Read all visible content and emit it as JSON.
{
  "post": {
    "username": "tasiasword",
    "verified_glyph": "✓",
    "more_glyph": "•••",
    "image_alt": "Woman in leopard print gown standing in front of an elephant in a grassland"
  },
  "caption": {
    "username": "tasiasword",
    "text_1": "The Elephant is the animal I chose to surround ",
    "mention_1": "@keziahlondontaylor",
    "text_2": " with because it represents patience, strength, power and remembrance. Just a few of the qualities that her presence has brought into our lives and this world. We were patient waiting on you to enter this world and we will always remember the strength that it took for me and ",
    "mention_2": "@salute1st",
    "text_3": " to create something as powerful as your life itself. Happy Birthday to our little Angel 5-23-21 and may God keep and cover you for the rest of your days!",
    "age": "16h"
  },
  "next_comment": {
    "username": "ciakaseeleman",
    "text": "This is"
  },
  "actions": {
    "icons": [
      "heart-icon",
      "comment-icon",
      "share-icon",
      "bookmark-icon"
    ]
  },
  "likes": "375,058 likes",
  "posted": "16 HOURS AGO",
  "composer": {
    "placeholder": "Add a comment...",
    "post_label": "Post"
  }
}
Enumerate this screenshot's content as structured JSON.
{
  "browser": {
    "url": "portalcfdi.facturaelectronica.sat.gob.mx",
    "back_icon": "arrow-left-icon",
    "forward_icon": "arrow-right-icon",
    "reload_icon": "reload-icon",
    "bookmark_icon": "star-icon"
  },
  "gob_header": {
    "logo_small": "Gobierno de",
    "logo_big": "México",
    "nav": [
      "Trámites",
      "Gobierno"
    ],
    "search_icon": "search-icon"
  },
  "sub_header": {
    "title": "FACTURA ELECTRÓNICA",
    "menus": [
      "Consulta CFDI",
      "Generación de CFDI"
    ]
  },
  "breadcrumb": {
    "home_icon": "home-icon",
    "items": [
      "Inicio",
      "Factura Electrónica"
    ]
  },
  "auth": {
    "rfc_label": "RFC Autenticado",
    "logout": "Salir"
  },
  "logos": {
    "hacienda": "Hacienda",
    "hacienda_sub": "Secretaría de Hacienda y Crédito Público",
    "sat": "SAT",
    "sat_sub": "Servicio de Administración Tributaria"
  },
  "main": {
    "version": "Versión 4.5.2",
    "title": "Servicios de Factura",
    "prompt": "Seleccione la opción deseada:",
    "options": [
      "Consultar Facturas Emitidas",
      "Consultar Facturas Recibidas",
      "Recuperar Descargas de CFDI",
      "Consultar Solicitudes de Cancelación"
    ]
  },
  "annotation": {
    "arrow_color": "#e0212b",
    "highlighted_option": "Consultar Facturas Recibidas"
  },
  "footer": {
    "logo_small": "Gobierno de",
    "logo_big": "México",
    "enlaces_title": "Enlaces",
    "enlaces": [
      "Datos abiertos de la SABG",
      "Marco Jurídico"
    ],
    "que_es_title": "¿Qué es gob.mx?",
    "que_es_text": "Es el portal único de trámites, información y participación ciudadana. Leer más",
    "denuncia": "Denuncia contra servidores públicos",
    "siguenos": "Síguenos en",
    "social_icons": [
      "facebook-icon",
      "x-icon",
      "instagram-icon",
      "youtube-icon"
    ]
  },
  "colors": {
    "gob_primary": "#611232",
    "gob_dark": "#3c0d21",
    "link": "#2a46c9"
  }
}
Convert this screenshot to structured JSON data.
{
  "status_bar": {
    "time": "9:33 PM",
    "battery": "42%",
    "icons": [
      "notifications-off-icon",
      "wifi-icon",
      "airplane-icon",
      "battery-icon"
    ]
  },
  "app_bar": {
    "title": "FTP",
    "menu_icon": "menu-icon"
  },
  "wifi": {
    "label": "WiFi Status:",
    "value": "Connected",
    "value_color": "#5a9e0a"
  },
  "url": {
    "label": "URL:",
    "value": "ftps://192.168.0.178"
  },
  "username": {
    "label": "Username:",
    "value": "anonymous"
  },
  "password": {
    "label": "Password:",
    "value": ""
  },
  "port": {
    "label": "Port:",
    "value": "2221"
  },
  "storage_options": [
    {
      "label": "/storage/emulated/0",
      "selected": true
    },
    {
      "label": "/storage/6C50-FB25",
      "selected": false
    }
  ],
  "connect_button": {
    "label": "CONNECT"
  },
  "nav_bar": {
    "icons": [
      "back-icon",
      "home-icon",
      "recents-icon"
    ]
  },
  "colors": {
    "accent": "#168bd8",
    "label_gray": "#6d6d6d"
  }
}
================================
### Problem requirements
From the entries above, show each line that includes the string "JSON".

### Response to this task
Read all visible content and emit it as JSON.
Enumerate this screenshot's content as structured JSON.
Convert this screenshot to structured JSON data.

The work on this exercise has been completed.